> [Website and app data records]
■ ■ ■ ■

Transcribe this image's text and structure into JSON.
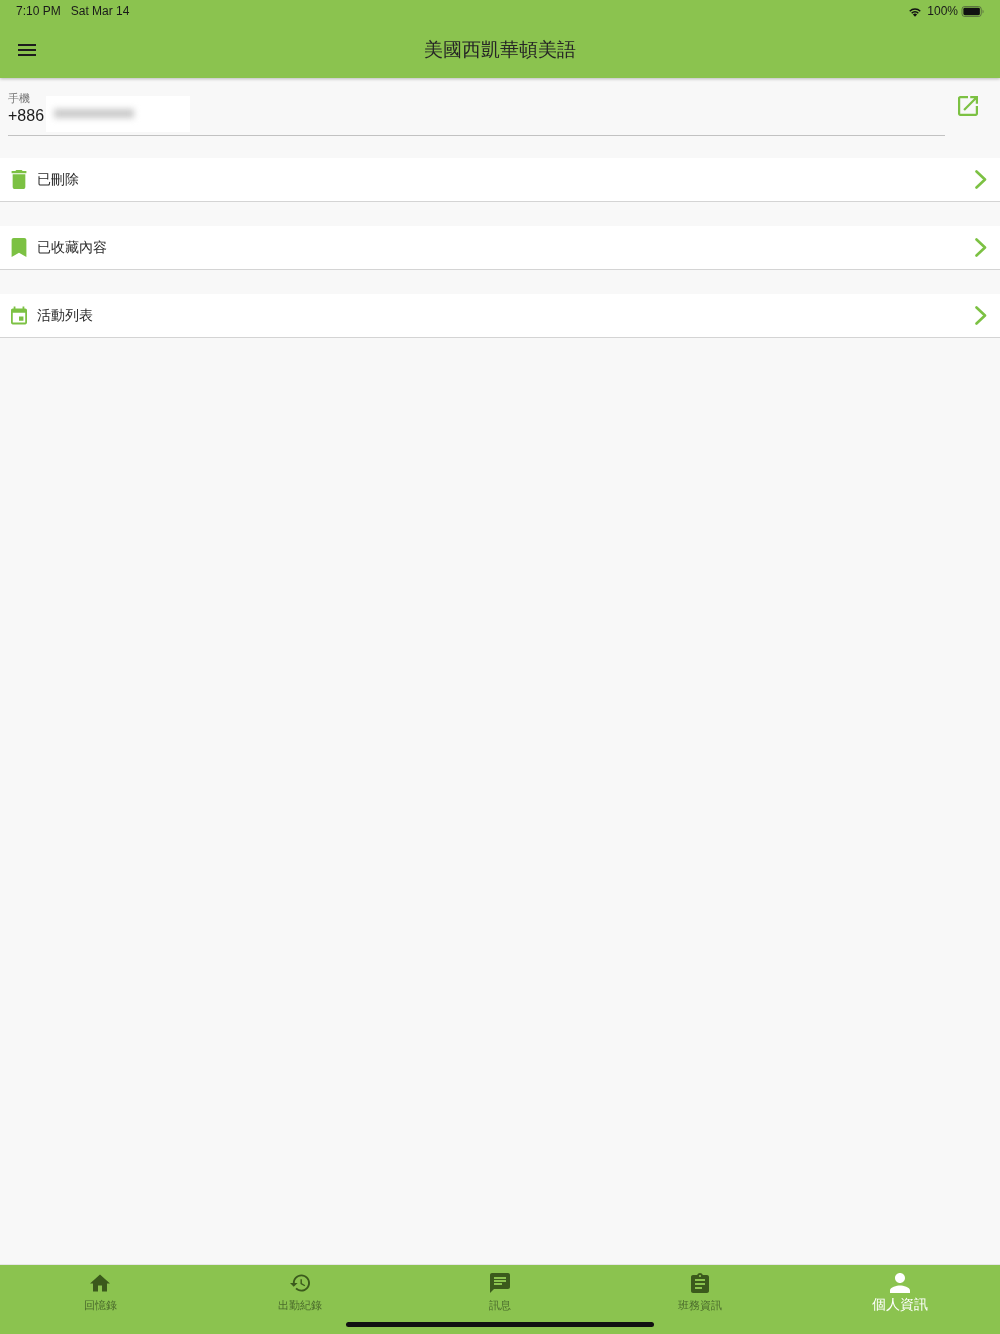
{
  "status_bar": {
    "time": "7:10 PM",
    "date": "Sat Mar 14",
    "battery": "100%"
  },
  "app_bar": {
    "title": "美國西凱華頓美語"
  },
  "phone_field": {
    "label": "手機",
    "value": "+886"
  },
  "menu_items": [
    {
      "kind": "trash",
      "label": "已刪除"
    },
    {
      "kind": "bookmark",
      "label": "已收藏內容"
    },
    {
      "kind": "calendar",
      "label": "活動列表"
    }
  ],
  "bottom_nav": [
    {
      "kind": "home",
      "label": "回憶錄",
      "selected": false
    },
    {
      "kind": "history",
      "label": "出勤紀錄",
      "selected": false
    },
    {
      "kind": "chat",
      "label": "訊息",
      "selected": false
    },
    {
      "kind": "clipboard",
      "label": "班務資訊",
      "selected": false
    },
    {
      "kind": "person",
      "label": "個人資訊",
      "selected": true
    }
  ]
}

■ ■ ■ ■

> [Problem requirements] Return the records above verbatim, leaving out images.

> [Solution]
Transcribe this image's text and structure into JSON.
{
  "status_bar": {
    "time": "7:10 PM",
    "date": "Sat Mar 14",
    "battery": "100%"
  },
  "app_bar": {
    "title": "美國西凱華頓美語"
  },
  "phone_field": {
    "label": "手機",
    "value": "+886"
  },
  "menu_items": [
    {
      "kind": "trash",
      "label": "已刪除"
    },
    {
      "kind": "bookmark",
      "label": "已收藏內容"
    },
    {
      "kind": "calendar",
      "label": "活動列表"
    }
  ],
  "bottom_nav": [
    {
      "kind": "home",
      "label": "回憶錄",
      "selected": false
    },
    {
      "kind": "history",
      "label": "出勤紀錄",
      "selected": false
    },
    {
      "kind": "chat",
      "label": "訊息",
      "selected": false
    },
    {
      "kind": "clipboard",
      "label": "班務資訊",
      "selected": false
    },
    {
      "kind": "person",
      "label": "個人資訊",
      "selected": true
    }
  ]
}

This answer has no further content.